- Scotland: Shelter Scotland co-designed and tested e-learning for practitioners in the supported housing sector across multiple locations and a range of partner organisations: Action group’s housing and community support service; Blue Triangle Housing Association’s supported accommodation homelessness services; Carr Gomm’s housing support, mental health and supported living services; CrossReach’s substance misuse, homelessness, mental health, and criminal justice adult support services, and Penumbra’s supported accommodation services and crisis and 1st response services.
- Wales: Hafal co-designed and tested training for frontline mental health practitioners working with individuals with mental health problems from a range of services across including accommodation services, training and education programmes, carers support programmes, and an inpatient unit.
- Northern Ireland: NIACRO and Advice NI worked together to deliver training to practitioners supporting families with a family member in prison in NIACRO’s Family and Children’s Services, to support them to have conversations about money issues with parents they support. They also recruited parent peer supporters from their service users and delivered training to these parents to support them to provide support to other parents.
6. Local Community Partnerships
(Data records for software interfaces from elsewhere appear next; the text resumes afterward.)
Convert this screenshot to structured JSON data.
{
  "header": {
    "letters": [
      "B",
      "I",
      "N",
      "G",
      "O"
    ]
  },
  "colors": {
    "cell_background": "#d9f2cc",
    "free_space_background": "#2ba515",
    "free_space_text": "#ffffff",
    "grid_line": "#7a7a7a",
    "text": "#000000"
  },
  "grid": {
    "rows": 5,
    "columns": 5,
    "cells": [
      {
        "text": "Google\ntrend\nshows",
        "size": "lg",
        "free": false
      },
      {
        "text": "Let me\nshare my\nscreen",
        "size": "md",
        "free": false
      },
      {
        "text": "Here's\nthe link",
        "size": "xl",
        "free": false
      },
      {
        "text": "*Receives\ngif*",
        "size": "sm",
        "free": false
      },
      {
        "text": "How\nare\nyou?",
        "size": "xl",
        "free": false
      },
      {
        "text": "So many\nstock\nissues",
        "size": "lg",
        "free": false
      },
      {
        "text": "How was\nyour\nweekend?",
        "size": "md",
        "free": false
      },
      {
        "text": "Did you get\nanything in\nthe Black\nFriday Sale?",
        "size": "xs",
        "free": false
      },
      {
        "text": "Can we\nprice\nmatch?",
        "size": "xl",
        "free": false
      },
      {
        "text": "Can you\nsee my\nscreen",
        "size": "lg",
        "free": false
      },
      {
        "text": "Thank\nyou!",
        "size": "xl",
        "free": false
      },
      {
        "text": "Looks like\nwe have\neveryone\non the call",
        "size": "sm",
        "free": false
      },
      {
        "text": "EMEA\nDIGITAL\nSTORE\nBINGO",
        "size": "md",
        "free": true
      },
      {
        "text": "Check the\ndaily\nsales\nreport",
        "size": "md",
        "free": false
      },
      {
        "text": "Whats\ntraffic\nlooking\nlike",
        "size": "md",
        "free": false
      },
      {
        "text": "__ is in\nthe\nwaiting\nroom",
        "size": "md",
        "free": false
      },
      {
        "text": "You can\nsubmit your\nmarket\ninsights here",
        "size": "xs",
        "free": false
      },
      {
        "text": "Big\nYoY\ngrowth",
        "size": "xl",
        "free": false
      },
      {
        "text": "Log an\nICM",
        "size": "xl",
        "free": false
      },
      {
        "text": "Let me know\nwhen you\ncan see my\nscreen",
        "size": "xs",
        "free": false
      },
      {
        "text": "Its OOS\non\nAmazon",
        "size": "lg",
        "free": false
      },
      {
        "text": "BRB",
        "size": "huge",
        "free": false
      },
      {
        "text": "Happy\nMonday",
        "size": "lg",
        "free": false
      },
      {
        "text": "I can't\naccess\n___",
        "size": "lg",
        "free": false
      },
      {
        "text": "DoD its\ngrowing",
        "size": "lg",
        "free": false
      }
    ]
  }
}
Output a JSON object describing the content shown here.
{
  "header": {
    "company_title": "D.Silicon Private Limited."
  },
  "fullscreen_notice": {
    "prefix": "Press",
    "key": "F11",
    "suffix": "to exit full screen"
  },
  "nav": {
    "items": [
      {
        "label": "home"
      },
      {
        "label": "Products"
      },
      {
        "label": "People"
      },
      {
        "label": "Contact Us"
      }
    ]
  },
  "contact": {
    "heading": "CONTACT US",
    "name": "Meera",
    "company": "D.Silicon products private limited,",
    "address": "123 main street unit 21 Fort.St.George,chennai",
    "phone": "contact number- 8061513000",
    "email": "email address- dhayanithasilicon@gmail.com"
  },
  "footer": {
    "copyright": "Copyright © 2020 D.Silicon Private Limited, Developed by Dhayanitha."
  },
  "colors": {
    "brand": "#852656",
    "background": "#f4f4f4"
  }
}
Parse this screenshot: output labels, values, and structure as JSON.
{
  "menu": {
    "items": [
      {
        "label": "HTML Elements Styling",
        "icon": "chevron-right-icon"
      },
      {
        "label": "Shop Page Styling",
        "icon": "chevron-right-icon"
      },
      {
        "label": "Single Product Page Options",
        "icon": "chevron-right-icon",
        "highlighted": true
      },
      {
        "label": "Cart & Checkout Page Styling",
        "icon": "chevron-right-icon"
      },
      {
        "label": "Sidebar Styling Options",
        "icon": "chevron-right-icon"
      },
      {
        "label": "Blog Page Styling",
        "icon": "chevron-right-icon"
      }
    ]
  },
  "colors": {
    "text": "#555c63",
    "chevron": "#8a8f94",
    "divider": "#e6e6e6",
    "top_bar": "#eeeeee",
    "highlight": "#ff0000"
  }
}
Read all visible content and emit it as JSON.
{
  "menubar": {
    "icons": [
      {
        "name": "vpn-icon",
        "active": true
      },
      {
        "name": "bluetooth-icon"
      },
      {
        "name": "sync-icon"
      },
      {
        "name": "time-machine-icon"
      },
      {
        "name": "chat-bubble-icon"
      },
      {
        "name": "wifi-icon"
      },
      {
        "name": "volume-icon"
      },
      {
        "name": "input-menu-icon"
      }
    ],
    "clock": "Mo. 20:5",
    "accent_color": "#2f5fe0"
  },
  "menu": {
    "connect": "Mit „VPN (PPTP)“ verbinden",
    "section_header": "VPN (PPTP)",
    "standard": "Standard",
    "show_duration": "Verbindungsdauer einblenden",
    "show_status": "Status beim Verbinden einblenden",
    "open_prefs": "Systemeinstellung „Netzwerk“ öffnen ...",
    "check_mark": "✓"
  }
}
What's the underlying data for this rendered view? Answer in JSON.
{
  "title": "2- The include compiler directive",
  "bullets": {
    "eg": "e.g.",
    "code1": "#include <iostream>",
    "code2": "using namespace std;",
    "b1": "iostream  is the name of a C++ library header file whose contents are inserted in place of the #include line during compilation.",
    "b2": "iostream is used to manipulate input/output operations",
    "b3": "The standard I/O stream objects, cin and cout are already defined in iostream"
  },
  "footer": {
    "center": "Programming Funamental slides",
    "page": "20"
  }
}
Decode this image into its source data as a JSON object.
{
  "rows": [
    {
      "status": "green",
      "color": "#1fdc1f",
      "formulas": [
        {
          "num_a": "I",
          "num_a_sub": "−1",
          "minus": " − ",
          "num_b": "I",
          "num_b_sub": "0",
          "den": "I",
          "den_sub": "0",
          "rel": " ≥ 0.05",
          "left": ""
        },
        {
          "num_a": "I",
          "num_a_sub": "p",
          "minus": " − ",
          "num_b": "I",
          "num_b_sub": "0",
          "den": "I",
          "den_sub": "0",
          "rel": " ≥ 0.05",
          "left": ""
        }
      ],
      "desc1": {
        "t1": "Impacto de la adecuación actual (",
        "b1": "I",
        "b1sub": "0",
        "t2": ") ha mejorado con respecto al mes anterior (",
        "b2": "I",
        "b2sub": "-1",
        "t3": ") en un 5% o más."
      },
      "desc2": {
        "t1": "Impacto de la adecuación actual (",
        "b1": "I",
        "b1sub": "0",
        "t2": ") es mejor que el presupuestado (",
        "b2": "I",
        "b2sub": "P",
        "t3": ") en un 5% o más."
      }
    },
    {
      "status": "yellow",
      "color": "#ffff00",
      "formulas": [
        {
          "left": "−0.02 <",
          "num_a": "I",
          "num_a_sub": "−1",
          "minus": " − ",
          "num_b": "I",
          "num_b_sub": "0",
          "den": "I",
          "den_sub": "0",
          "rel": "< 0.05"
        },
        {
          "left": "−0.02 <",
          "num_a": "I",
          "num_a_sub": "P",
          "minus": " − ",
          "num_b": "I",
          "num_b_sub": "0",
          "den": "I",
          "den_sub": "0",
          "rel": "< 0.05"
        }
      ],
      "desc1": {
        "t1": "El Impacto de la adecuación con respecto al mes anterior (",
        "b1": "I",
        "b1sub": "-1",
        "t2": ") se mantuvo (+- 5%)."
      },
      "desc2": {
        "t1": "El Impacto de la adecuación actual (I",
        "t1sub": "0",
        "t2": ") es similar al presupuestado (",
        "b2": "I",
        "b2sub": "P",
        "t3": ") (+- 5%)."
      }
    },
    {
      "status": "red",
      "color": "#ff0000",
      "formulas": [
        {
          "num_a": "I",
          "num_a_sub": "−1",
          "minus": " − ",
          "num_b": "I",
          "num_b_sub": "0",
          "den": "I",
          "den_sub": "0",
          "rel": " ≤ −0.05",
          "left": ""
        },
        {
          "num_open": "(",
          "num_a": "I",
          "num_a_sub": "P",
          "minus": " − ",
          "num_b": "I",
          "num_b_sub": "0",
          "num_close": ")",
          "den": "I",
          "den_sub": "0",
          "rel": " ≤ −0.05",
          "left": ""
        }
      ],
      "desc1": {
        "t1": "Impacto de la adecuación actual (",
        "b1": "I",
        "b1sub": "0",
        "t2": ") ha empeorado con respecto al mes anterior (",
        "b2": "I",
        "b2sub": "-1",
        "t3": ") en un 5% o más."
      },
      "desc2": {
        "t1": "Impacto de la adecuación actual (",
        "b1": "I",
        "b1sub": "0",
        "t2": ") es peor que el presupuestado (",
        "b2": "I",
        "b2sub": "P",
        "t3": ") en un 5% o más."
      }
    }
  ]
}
- England: Birmingham City Council worked with a range of local partner agencies (including Citysave and Advance Credit Unions, Spitfire Advice & Support Services, Smartltye community training, Narthex Sparkhill community organisation, Ashiana Community Project, Lymer & Associated research consultancy, and the England Illegal Money Lending Team) to co-design and deliver a range of activities including data mapping of financial capability services to better target future services, B2B promotion of payroll savings via credit unions, 1-2-1 financial literacy workshops and advice sessions, financial capability community engagement events and radio broadcasts, and support interventions with individuals to enhance access to affordable credit.
- Scotland: The Improvement Service and North Lanarkshire Council worked with local agencies including NHS Lanarkshire, Scotwest & Lanarkshire Credit Unions, Voluntary Action North Lanarkshire, Remploy and Advance Construction Scotland to co-design and deliver a range of activities including employee engagement events, payroll deduction promotion, tenant engagement activities, face-to-face workshops with lone parents, and activities to embed financial capability support into employment and learning programmes.
- Northern Ireland: Newry Credit Union worked with Community Advice Newry Mourne & Down and the Confederation of Community Groups to co-design and deliver a range of activities including deployment of a new Community Navigator practitioner to support local people to access appropriate support, assessing needs, and signposting to support, promotion of the credit union and supporting people to open accounts, referral to advice and support, and engagement of community organisations and employers to target potential beneficiaries.
- Wales: Unfortunately due to the impact of Covid-19 on the council, this project had to close.
We also funded a programme evaluation to help us understand and learn from the process of setting up, co-designing, delivering and adapting these projects, and the challenges, success factors and potential scalability, so as to inform future and larger-scale commissioning planning. The evaluation is due to complete by the end of November 2020, and MaPS will publish the report in December.